At 3-12 months. The jury is out on this at the moment. Certainly, after 6 months most babies cope very well without it. Using it after 4 months can create a sleep association. This is something I’m delving into in my soon to be released baby sleep book.
What are the dangers with white noise?
Just be aware that the American Academy of Pediatrics recommends white noise should be no louder than 50 db to protect those delicate little ears [Hugh et al, 2014]. Levels of 85db or over are damaging to baby’s hearing and will probably cause permanent hearing damage if they are used for long periods of time. They also risk affecting infant speech as the white noise has an ability to mask hearing of speech sounds. Hearing of speech is necessary for the infant to produce his own speech sounds. The recommendations are to use for short periods of time at low levels.
It’s important to note that babies don’t hear like you do. Your baby as an auditory threshold of at least 25-35 db until their first birthday (adults have an auditory threshold of 0-180 db) so 50 dB is a very conservative volume and sounds far more quiet to your child than it does to you.

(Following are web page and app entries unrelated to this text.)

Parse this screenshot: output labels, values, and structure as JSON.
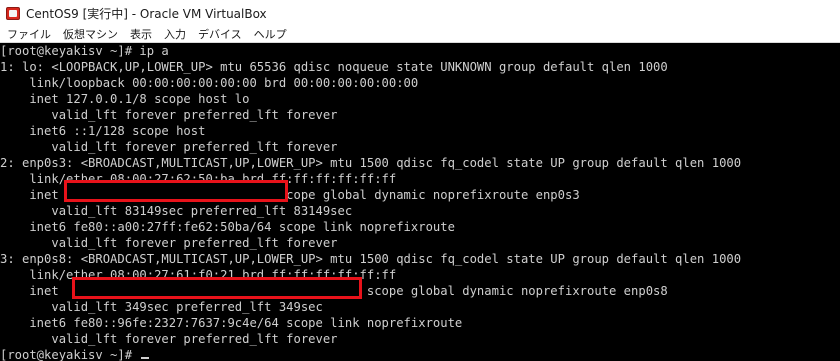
{
  "window": {
    "title": "CentOS9 [実行中] - Oracle VM VirtualBox",
    "app_icon": "virtualbox-icon"
  },
  "menubar": {
    "items": [
      "ファイル",
      "仮想マシン",
      "表示",
      "入力",
      "デバイス",
      "ヘルプ"
    ]
  },
  "terminal": {
    "colors": {
      "background": "#000000",
      "text": "#cfcfcf",
      "redaction": "#e8121a"
    },
    "lines": [
      "[root@keyakisv ~]# ip a",
      "1: lo: <LOOPBACK,UP,LOWER_UP> mtu 65536 qdisc noqueue state UNKNOWN group default qlen 1000",
      "    link/loopback 00:00:00:00:00:00 brd 00:00:00:00:00:00",
      "    inet 127.0.0.1/8 scope host lo",
      "       valid_lft forever preferred_lft forever",
      "    inet6 ::1/128 scope host",
      "       valid_lft forever preferred_lft forever",
      "2: enp0s3: <BROADCAST,MULTICAST,UP,LOWER_UP> mtu 1500 qdisc fq_codel state UP group default qlen 1000",
      "    link/ether 08:00:27:62:50:ba brd ff:ff:ff:ff:ff:ff",
      "    inet                              scope global dynamic noprefixroute enp0s3",
      "       valid_lft 83149sec preferred_lft 83149sec",
      "    inet6 fe80::a00:27ff:fe62:50ba/64 scope link noprefixroute",
      "       valid_lft forever preferred_lft forever",
      "3: enp0s8: <BROADCAST,MULTICAST,UP,LOWER_UP> mtu 1500 qdisc fq_codel state UP group default qlen 1000",
      "    link/ether 08:00:27:61:f0:21 brd ff:ff:ff:ff:ff:ff",
      "    inet                                          scope global dynamic noprefixroute enp0s8",
      "       valid_lft 349sec preferred_lft 349sec",
      "    inet6 fe80::96fe:2327:7637:9c4e/64 scope link noprefixroute",
      "       valid_lft forever preferred_lft forever",
      "[root@keyakisv ~]# "
    ]
  }
}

The take away from all of this
The issue isn’t that white noise is harmful, the issue is that some of the devices we’re using are probably too loud. They might be safer if you turn down the volume or place them more than 200 cm away from your baby’s bassinet. It’s important to NEVER put a white noise machine in your baby’s cot or bassinet. And I’d recommend checking the level of the white noise with a decibel app on your smartphone. It’s important to know what level of white noise your baby is being exposed to. Use white noise that is no louder than 50 dB, approximately the volume of somebody taking a shower. As a comparison, normal human conversation is 60 db, so 50 dB is quieter than just about everything that you and your baby do during the day.